The war crimes trial of former Bosnian Serb army chief Ratko Mladic was abruptly halted on Thursday, just a day after it opened, because of prosecution "irregularities" in the high-profile case.
The decision was announced by the presiding judge shortly after the prosecution described the "horror" of the 1995 Srebrenica massacre it says was orchestrated by Mladic, the worst atrocity in Europe since World War II.
"The hearing is adjourned sine die (indefinitely)," said judge Alphons Orie, three hours into the trial's second day at the International Criminal Tribunal for the former Yugoslavia in The Hague.
He said there were "irregularities" in the transfer of prosecution documents to the defence to enable it to prepare for the trial, but that the court hoped to announce a date soon for the resumption of proceedings.
Mladic, the so-called "Butcher of Bosnia", is charged on 11 counts of war crimes, crimes against humanity and genocide over the 1992-1995 Bosnian war, and in particular the Srebrenica massacre of almost 8,000 Muslim men and boys.
Before the adjournment, prosecutors showed a series of videos taken in Srebrenica after the mass killings on July 11, 1995 in what was meant to be a UN-protected enclave.
The footage showed the former general triumphantly entering Srebrenica and congratulating his men.
In one video, the bodies of Srebrenica Muslims are stacked in piles along a road.
In another, Mladic declares: "We give this town to the Serbs as a gift."
"Mladic himself was on the ground and personally involved," prosecuting counsel Peter McCloskey told the court.
Mladic, now 70, often shook his head during proceedings, though at times a faint smile crossed his lips as prosecutors played video of him giving orders to troops or speaking with journalists.

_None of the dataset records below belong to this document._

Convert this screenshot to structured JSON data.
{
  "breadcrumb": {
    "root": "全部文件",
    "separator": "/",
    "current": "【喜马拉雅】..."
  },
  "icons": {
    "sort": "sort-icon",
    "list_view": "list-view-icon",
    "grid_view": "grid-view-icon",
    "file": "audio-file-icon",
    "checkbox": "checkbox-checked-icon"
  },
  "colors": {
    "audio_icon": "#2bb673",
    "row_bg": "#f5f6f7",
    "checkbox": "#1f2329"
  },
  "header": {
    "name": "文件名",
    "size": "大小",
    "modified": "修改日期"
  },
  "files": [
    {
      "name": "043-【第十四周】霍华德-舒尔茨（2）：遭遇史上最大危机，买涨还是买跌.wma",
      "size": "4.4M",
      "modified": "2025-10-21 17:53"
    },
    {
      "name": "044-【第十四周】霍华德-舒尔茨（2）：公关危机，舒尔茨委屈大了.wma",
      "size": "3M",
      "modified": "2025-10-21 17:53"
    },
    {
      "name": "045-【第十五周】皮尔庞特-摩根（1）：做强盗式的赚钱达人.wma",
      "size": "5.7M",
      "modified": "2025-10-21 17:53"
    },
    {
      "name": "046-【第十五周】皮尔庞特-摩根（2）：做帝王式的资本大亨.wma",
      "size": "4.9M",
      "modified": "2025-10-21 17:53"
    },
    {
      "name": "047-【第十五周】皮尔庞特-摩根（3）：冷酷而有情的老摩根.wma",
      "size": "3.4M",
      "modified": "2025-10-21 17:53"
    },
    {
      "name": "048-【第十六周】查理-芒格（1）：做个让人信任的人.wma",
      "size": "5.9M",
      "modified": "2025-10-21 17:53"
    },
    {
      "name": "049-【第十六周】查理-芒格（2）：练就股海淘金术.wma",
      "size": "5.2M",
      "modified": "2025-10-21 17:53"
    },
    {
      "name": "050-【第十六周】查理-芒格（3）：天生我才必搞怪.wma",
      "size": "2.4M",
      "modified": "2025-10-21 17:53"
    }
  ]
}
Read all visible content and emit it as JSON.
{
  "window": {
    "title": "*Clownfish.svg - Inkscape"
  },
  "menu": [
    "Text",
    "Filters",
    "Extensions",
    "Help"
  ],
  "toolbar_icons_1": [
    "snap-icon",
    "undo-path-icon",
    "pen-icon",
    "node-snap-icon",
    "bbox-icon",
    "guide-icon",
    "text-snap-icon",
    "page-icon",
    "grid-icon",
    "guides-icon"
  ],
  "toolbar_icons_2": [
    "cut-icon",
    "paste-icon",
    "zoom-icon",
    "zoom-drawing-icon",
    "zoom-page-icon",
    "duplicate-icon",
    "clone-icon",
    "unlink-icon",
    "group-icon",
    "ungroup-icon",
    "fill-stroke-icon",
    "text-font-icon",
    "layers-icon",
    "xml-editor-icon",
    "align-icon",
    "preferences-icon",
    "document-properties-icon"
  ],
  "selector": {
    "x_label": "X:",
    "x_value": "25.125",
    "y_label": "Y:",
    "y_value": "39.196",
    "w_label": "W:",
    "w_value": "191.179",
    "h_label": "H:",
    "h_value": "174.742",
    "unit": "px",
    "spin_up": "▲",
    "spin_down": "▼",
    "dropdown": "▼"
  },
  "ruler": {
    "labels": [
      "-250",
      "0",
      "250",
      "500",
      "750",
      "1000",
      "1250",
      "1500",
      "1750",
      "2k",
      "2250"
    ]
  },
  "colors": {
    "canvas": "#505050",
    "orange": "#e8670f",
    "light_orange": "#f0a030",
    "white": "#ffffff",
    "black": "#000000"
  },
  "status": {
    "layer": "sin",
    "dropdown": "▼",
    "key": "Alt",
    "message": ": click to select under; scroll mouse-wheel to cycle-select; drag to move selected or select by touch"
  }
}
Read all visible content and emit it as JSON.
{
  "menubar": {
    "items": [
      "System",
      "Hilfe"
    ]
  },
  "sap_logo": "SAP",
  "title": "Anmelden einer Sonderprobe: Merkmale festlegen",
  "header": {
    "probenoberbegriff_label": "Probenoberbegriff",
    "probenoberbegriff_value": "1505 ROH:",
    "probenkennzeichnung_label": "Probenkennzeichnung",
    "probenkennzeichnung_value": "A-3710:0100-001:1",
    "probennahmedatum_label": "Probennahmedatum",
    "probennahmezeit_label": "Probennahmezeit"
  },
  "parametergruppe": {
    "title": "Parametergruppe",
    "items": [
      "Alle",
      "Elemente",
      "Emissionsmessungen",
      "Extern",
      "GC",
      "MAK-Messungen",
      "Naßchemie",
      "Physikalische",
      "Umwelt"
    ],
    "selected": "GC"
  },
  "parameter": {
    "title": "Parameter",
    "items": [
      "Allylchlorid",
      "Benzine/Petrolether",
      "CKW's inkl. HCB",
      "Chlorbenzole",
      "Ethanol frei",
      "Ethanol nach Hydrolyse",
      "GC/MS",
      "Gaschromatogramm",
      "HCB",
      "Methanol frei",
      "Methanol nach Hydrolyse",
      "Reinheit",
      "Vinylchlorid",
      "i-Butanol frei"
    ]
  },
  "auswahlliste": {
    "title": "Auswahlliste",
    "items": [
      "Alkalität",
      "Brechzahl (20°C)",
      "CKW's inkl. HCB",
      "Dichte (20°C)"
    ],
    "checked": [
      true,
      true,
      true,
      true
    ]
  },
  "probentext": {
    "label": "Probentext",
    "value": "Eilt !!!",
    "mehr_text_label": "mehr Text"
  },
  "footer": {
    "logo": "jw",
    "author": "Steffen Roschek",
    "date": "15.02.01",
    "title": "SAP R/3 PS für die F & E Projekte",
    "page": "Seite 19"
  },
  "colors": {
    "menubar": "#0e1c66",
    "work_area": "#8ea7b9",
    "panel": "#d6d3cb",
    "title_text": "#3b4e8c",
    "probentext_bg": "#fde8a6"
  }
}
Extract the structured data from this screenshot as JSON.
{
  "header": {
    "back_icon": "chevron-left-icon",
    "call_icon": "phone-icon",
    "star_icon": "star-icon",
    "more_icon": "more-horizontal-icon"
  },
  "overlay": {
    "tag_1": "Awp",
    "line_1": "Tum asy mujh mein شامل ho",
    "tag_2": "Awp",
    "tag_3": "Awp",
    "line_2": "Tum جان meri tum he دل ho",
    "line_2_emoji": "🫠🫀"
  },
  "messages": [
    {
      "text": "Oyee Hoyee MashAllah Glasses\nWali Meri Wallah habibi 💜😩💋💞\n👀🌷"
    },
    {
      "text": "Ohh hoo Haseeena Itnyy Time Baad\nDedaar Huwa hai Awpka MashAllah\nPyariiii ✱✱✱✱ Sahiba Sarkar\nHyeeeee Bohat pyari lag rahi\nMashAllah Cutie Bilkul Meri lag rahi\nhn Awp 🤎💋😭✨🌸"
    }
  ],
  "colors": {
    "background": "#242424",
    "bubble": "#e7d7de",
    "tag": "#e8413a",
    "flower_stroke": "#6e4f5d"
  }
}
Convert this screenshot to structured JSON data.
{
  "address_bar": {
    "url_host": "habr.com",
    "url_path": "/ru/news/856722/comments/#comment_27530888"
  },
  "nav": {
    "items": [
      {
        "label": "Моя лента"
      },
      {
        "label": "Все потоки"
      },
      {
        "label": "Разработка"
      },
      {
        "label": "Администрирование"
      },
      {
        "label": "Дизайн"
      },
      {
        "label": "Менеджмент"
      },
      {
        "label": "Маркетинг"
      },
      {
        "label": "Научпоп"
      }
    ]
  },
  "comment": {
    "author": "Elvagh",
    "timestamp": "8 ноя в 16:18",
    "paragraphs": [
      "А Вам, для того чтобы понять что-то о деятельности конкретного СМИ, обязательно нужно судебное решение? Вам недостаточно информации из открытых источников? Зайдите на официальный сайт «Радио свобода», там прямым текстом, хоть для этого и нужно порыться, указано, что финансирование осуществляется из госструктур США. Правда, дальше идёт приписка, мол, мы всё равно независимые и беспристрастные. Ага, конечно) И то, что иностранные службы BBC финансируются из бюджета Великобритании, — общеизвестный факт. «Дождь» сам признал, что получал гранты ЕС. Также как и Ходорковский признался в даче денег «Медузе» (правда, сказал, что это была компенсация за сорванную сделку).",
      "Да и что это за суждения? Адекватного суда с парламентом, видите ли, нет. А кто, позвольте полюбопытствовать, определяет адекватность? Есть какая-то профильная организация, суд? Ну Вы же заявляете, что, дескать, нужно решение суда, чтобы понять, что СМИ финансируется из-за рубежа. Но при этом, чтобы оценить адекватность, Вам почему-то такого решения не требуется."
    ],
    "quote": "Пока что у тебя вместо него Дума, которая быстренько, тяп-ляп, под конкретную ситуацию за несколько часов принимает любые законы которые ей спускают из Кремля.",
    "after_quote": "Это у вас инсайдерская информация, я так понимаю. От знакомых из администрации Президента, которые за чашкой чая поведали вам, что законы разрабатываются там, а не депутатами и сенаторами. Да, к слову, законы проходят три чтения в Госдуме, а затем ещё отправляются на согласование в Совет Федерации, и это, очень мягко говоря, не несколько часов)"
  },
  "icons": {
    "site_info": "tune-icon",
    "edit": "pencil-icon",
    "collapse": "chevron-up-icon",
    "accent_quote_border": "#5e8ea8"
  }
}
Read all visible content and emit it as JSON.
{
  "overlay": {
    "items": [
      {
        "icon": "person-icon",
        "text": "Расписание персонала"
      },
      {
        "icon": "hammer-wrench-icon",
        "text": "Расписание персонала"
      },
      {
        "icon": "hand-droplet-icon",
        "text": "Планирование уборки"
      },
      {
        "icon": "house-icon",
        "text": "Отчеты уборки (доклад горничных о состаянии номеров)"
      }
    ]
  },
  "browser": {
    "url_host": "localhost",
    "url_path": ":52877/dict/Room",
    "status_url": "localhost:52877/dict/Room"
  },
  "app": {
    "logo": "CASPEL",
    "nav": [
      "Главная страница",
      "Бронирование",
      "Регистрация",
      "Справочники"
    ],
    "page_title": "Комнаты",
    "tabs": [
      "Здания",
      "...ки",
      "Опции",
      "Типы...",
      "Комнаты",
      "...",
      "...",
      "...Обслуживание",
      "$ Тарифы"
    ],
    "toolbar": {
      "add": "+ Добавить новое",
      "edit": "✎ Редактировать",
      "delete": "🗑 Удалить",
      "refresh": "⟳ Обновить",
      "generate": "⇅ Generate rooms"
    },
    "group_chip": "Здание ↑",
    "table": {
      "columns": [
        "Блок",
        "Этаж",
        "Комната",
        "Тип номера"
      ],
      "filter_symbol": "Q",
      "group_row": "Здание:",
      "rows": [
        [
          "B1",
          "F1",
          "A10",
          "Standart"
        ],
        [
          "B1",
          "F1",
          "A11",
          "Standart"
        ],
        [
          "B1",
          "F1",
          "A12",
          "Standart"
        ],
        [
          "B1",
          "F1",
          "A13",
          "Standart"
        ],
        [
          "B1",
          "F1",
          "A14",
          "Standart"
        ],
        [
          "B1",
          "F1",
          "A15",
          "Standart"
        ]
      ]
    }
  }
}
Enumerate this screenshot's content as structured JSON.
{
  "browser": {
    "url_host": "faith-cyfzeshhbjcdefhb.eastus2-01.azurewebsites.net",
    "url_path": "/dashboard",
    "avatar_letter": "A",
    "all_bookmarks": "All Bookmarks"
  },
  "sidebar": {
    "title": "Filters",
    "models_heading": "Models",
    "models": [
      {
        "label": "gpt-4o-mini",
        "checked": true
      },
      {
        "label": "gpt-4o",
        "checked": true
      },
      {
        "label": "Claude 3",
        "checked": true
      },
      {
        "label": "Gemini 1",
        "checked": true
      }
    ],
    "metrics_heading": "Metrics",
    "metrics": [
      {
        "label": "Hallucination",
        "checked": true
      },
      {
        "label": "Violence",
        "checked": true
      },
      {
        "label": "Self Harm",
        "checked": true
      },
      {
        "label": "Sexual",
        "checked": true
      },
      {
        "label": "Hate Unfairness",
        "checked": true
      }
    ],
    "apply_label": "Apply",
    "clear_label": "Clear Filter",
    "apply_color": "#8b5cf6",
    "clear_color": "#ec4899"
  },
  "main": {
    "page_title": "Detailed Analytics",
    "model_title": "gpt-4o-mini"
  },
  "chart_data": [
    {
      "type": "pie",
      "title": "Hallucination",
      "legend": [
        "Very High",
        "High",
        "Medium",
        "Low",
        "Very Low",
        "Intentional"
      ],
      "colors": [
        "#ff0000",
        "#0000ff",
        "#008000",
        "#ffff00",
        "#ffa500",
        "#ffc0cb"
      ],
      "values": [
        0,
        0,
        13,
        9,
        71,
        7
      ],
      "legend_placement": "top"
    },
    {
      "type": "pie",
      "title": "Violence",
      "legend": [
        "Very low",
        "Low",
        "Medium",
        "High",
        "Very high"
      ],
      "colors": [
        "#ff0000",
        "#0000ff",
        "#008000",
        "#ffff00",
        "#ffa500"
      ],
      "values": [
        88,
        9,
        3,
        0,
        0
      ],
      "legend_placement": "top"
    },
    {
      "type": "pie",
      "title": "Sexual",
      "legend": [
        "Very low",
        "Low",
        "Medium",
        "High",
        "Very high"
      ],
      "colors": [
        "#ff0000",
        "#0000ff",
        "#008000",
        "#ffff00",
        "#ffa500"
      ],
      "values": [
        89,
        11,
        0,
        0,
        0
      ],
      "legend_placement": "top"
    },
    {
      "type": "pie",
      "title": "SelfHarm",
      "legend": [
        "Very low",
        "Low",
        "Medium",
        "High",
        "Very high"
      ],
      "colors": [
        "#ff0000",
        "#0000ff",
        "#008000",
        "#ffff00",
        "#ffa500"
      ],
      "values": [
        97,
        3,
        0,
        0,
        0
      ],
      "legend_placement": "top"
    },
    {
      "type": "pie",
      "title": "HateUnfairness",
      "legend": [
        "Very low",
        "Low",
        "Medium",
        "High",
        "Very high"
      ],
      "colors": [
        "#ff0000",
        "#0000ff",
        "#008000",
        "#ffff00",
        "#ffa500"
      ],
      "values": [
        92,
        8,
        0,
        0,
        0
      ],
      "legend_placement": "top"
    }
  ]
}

He appeared in better shape than at his first appearance last June, when he told the court he was a "sick man".
But his defence team says he has suffered three strokes -- in 1996, 2008 and 2011 -- that partly paralysed him on his right side.
"We're afraid he won't live long enough to be convicted," Hatidza Mehmedovic, a member of the Mothers of Srebrenica organisation that represents widows and victims of the massacre, told AFP Thursday.
Former Serbian President Slobodan Milosevic died in custody in 2006 before the conclusion of his own war crimes trial.
Mladic's defence lawyers had asked Monday for a six-month delay in the trial, saying they needed more time to prepare.
Before the adjournment Thursday, McCloskey also showed the court photographs of mass graves in Srebrenica, saying: "This is an example of the horror created by Mladic."
Showing a photo of a man's partially decomposed body, the mouth wide open and face gruesomely tensed, McCloskey said: "This man did not die peacefully."
He said most military orders were given orally, but that certain "crucial" documents had survived and that former Mladic subordinates were willing to testify against him.
Prosecutor Dermot Groome told the court on the opening day of the trial on Wednesday that Mladic had "assumed the mantle of the criminal goal of ethnically cleansing Bosnia".
Groome said Thursday that Mladic's only superior was ex-Bosnian Serb political leader Radovan Karadzic, who has been on trial at The Hague since 2009.
Prosecutors also hold Mladic responsible for the 44-month siege of Sarajevo, where his forces waged a "terror campaign" of sniping and shelling that left an estimated 10,000 people dead, the vast majority of them civilians.
It was in pursuit of a "Greater Serbia" that Mladic allegedly also ordered his troops to "cleanse" Bosnian towns, driving out Croats, Muslims and other non-Serbs.
Mladic pleaded not guilty to the charges at an earlier court hearing last June. He faces life imprisonment if convicted.
After the war, which killed 100,000 people and forced 2.2 million from their homes, Mladic continued his military career but went into hiding in 2000 after the fall of his ally Milosevic.
Indicted for war crimes, he was on the run until May 2011, when he was arrested at a relative's house in Lazarevo, northeastern Serbia and flown to a prison in The Hague several days later.